(EXERCISE DATA begins)
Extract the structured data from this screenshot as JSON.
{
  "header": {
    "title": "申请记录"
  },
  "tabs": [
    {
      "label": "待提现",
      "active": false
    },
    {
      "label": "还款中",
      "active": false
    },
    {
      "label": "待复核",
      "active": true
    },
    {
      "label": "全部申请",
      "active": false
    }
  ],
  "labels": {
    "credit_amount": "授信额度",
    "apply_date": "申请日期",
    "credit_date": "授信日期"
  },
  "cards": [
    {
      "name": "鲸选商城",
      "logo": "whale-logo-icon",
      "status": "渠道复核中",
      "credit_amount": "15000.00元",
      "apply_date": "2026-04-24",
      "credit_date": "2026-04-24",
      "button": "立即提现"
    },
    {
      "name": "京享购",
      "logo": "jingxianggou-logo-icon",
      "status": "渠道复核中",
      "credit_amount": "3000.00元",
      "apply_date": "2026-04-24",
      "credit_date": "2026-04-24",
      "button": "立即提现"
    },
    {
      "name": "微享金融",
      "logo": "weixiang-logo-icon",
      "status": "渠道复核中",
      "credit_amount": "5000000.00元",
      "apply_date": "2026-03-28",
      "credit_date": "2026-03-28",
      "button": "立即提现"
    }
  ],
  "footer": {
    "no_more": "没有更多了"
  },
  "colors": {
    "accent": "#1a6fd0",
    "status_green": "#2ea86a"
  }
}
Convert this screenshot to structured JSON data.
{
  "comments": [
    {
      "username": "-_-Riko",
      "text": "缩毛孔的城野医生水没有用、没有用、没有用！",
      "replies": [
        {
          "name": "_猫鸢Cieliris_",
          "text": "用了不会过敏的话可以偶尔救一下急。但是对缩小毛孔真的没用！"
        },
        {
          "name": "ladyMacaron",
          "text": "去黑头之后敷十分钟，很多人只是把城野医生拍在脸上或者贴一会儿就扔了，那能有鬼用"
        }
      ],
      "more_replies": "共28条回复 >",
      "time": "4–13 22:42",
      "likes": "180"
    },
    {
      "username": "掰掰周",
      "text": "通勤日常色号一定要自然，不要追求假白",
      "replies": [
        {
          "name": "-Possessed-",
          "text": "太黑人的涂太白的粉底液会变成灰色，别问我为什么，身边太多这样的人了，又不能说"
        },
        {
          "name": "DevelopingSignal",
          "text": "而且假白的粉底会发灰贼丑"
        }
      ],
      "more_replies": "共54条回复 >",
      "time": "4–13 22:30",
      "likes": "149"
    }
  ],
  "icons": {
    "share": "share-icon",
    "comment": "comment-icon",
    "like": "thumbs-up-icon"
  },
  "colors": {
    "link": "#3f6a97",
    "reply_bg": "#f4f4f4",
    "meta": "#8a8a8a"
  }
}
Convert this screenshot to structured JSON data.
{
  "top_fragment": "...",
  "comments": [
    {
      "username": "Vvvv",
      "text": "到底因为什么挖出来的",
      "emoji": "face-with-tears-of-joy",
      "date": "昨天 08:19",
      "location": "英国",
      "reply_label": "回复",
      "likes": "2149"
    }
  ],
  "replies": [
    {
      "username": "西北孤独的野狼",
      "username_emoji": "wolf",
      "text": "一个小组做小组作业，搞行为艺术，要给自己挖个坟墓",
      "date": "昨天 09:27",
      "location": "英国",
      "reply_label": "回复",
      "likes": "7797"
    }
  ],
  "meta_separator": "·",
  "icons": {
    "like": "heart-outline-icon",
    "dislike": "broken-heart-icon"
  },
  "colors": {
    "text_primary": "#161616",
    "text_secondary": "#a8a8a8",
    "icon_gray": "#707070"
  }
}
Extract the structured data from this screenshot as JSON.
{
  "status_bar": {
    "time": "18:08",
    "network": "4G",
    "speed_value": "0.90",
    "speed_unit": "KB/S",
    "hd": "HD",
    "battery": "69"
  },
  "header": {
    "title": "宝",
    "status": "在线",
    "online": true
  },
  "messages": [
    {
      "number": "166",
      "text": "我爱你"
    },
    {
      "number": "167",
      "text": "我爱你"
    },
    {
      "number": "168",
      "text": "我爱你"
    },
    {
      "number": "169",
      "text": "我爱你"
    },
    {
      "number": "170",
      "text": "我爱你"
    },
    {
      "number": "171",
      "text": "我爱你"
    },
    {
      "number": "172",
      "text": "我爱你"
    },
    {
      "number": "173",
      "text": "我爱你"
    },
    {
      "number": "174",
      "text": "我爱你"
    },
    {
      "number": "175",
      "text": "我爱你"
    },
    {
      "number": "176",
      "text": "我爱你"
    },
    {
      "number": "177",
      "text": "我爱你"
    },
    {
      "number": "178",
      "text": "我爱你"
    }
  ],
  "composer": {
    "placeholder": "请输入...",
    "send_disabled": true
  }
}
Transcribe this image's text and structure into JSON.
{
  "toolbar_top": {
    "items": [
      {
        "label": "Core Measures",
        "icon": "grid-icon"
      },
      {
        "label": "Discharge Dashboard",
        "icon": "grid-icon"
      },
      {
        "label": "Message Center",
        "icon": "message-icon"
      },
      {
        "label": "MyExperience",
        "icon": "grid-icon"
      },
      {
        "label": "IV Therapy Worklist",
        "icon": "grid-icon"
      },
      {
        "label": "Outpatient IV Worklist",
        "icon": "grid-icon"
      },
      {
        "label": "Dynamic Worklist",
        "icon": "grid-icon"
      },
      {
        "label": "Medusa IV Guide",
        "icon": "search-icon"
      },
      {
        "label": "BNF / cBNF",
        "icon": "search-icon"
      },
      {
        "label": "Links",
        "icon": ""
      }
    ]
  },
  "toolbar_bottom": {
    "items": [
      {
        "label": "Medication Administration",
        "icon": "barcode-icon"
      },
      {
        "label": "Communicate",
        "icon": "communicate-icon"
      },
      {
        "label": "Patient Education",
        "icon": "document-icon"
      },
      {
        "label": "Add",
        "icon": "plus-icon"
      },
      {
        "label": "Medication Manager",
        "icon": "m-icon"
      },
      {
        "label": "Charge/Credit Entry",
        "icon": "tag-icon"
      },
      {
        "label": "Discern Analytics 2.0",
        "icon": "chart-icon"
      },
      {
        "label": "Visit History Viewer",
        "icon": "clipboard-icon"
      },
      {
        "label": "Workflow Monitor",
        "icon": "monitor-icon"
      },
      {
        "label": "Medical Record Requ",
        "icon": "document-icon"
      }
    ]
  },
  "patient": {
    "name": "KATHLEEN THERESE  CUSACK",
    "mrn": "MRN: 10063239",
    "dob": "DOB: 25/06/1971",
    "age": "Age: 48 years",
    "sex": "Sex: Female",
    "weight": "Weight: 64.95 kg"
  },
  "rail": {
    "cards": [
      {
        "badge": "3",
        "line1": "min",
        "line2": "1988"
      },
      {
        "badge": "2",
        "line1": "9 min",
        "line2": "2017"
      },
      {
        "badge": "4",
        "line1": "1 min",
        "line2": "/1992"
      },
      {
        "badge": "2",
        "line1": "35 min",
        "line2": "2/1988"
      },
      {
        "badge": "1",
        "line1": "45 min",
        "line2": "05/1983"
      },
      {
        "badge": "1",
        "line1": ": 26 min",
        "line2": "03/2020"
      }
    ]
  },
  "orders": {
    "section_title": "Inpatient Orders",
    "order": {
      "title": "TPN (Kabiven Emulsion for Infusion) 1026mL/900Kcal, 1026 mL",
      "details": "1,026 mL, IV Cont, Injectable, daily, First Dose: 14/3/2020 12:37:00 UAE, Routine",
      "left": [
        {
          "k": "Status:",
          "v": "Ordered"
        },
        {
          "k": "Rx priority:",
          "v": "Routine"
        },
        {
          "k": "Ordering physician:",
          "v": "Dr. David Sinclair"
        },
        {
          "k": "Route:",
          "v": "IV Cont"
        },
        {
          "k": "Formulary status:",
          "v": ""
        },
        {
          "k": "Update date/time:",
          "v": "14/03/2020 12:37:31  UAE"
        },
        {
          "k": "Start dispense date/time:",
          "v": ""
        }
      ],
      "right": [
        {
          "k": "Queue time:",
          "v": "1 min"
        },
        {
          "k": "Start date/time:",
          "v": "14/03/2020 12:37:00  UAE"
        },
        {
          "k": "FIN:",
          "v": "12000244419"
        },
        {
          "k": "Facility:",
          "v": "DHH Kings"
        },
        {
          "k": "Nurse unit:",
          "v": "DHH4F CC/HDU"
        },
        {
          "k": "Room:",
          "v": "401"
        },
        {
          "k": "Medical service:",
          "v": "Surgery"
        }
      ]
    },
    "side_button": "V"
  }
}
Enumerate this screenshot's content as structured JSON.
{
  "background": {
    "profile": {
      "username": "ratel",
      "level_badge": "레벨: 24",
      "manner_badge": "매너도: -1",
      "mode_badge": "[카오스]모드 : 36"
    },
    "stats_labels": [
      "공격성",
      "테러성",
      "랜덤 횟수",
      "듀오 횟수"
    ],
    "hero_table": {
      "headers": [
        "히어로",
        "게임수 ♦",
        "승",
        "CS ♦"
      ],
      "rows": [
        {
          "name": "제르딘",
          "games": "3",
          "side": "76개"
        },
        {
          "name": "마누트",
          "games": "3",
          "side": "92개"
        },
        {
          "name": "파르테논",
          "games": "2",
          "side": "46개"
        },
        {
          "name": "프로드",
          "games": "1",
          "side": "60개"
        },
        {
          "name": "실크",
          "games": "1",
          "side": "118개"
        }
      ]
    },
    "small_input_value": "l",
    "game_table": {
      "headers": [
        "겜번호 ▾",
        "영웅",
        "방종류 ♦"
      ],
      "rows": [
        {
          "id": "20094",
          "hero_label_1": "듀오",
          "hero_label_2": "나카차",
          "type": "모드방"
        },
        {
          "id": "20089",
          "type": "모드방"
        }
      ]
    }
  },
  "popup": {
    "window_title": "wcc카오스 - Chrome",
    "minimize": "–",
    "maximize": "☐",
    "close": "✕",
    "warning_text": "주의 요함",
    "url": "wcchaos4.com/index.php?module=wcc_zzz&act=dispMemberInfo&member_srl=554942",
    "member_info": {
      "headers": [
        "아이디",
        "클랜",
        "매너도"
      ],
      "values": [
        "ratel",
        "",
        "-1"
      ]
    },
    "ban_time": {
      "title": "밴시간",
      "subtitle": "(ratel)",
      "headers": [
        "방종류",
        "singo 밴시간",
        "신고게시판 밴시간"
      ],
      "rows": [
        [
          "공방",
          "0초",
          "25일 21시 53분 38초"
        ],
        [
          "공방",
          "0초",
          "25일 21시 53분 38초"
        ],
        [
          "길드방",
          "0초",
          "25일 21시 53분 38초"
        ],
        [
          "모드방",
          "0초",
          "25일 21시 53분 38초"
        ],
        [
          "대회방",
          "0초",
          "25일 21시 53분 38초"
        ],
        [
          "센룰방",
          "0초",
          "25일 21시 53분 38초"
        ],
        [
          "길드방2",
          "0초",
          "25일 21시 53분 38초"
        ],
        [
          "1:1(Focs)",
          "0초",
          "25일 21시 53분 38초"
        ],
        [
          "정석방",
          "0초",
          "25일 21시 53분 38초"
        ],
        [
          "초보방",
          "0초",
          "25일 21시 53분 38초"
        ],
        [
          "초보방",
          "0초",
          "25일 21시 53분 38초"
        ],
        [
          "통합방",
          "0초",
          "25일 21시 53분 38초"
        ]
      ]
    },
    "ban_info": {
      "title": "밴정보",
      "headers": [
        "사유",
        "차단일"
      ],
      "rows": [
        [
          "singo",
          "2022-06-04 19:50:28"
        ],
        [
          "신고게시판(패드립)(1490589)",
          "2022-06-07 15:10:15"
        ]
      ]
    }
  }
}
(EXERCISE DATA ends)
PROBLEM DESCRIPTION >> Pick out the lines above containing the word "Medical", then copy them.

COMPLETED EXERCISE >>
        "label": "Medical Record Requ",
          "k": "Medical service:",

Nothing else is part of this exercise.